It turns out there’s reason enough why the new album by Lindsey Buckingham and Christine McVie is not credited to Fleetwood Mac. It very well could have been. Both Mick Fleetwood and John McVie contribute. During Buckingham’s “producing mad scientist” years, around Tusk or thereabouts, it’s hard to believe these two founders didn’t find their drums and bass augmented, shall we say? Shiftier moves have been made than considering this a Mac album.

So why isn’t this a proper Mac release? First, that initially was the intention until Stevie Nicks was caught being Stevie Nicks. The momentum to continue recording as a full-blown reunion may have sputtered, but the momentum of the titular artists did not. That’s a good thing.

Good, but not great, is the best description for the record as a whole. Nothing on the album is going to survive nearly as well or as long as the stuff that emerged from Fleetwood Mac to Mirage, but while this disc is on, it is a reminder of how good (there’s that word again) Lindsey and Christine are together.
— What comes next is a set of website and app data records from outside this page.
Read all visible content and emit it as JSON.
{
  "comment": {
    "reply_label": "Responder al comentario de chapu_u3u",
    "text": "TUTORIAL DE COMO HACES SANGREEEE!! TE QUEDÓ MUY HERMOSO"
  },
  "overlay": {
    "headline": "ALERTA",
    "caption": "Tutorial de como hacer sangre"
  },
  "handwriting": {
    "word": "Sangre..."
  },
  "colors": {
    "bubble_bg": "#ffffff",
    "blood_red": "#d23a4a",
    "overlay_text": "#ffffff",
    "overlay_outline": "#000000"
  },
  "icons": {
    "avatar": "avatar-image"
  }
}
The source of the emotional confusion lies in the tribute-like nature of the songs herein. “Red Sun” demonstrates the same feel as found on “Think About Me,” and pointedly namedrops the earlier song to cement the connection. “In My World” brings back the computerized sex moans hook of “Big Love.” “Feel About You” wears the DNA of “Hold Me” on its sleeve, and “Carnival Begin” cops the loping rhythm of “I’m So Afraid.” Weirdly, the record’s primary focus seems to find the performers honoring themselves in backhanded fashion.

Yet I defy anyone to feel anything but joy at hearing McVie sing with such devotion through the piano ballad “Game of Pretend,” carrying lyrics — which, on paper, could read as utterly sappy and cringe-inducing — into a sense of purity that smothers any hint of jadedness. Buckingham’s choirs of intricate madness permeate the collection, and his severely underrated guitar chops often have the space to shine.

The secret weapon, as it has always been, is McVie. Back in those magical days, as that stalwart blues-rock staple was transforming into a textbook study of pop perfection, she had the hardest task of all: being the soft anchor that held down two of rock’s most eccentric personalities. Now, as then, she grounds Lindsey, even as he’s lifting her up. It’s a terrific balance that they have duplicated here.

But this is a duplication, an approximation that, even though it sounds terrific, doesn’t quite get the job done. These two individuals had to top their earlier selves, and maybe that’s an impossible task. Equally impossible would have been for the listener to lower their expectations. Taken for what it is, however, Buckingham McVie neatly strolls you down memory lane without actually trodding the same ground. I wasn’t blown away, but I was not necessarily disappointed. It’s not Fleetwood Mac, but it can be close enough.